**Directions for this task:**
Return all the data verbatim but without images.

**Source data:**
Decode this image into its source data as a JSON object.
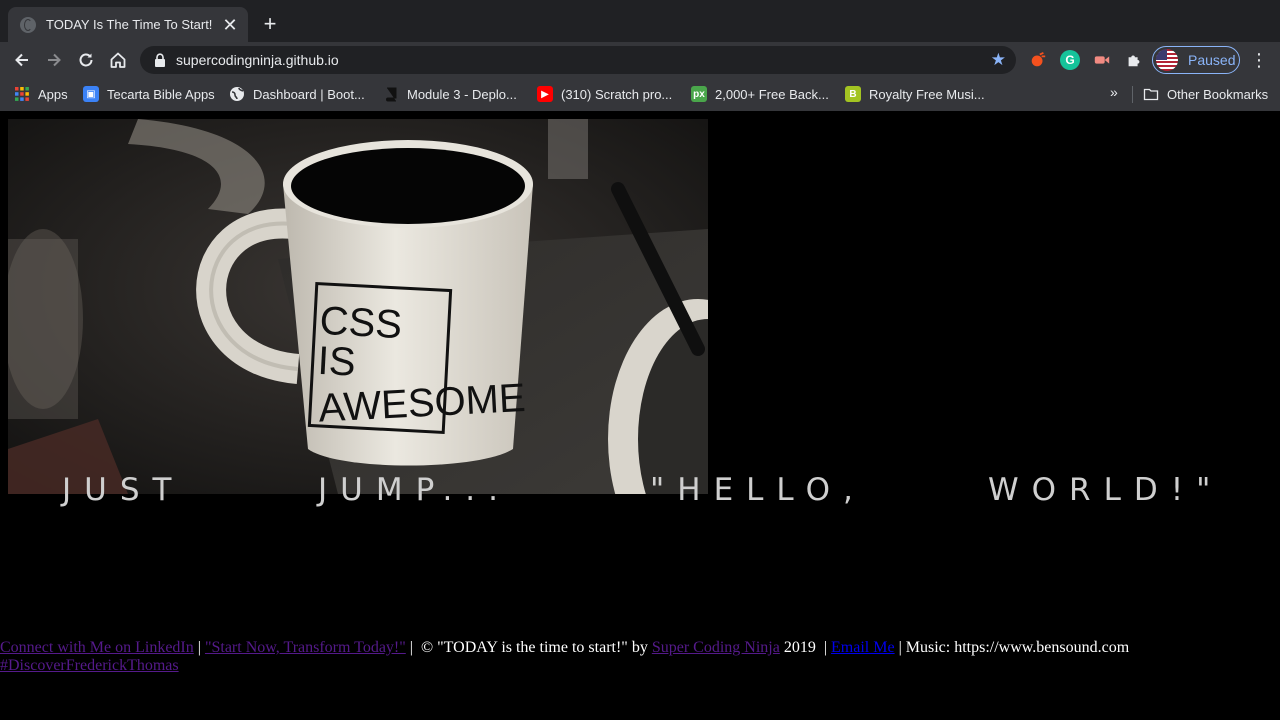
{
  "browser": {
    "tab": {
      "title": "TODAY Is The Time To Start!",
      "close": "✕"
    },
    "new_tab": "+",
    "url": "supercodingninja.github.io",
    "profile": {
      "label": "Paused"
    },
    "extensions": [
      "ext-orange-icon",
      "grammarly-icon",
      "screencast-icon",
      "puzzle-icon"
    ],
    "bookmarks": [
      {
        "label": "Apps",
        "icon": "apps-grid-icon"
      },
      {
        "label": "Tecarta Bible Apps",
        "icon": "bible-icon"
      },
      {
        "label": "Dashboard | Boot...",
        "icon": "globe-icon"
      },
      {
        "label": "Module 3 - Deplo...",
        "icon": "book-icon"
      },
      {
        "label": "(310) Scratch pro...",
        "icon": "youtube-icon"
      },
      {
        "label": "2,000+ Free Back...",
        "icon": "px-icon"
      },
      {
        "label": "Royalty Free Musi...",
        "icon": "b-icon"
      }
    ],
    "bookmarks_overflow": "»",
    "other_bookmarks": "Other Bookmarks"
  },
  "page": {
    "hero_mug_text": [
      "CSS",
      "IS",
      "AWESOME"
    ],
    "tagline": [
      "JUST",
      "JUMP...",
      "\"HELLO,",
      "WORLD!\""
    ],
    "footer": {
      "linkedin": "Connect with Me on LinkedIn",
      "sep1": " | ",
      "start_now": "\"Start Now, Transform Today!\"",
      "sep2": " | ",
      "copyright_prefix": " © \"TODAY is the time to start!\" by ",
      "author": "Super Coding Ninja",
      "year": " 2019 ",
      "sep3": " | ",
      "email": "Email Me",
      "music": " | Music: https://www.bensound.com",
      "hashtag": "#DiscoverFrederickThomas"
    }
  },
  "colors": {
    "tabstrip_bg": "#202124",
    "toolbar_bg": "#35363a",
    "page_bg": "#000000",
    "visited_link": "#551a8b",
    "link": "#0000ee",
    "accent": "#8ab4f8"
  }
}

**Response to the exercise:**
Decode this image into its source data as a JSON object.
{
  "browser": {
    "tab": {
      "title": "TODAY Is The Time To Start!",
      "close": "✕"
    },
    "new_tab": "+",
    "url": "supercodingninja.github.io",
    "profile": {
      "label": "Paused"
    },
    "extensions": [
      "ext-orange-icon",
      "grammarly-icon",
      "screencast-icon",
      "puzzle-icon"
    ],
    "bookmarks": [
      {
        "label": "Apps",
        "icon": "apps-grid-icon"
      },
      {
        "label": "Tecarta Bible Apps",
        "icon": "bible-icon"
      },
      {
        "label": "Dashboard | Boot...",
        "icon": "globe-icon"
      },
      {
        "label": "Module 3 - Deplo...",
        "icon": "book-icon"
      },
      {
        "label": "(310) Scratch pro...",
        "icon": "youtube-icon"
      },
      {
        "label": "2,000+ Free Back...",
        "icon": "px-icon"
      },
      {
        "label": "Royalty Free Musi...",
        "icon": "b-icon"
      }
    ],
    "bookmarks_overflow": "»",
    "other_bookmarks": "Other Bookmarks"
  },
  "page": {
    "hero_mug_text": [
      "CSS",
      "IS",
      "AWESOME"
    ],
    "tagline": [
      "JUST",
      "JUMP...",
      "\"HELLO,",
      "WORLD!\""
    ],
    "footer": {
      "linkedin": "Connect with Me on LinkedIn",
      "sep1": " | ",
      "start_now": "\"Start Now, Transform Today!\"",
      "sep2": " | ",
      "copyright_prefix": " © \"TODAY is the time to start!\" by ",
      "author": "Super Coding Ninja",
      "year": " 2019 ",
      "sep3": " | ",
      "email": "Email Me",
      "music": " | Music: https://www.bensound.com",
      "hashtag": "#DiscoverFrederickThomas"
    }
  },
  "colors": {
    "tabstrip_bg": "#202124",
    "toolbar_bg": "#35363a",
    "page_bg": "#000000",
    "visited_link": "#551a8b",
    "link": "#0000ee",
    "accent": "#8ab4f8"
  }
}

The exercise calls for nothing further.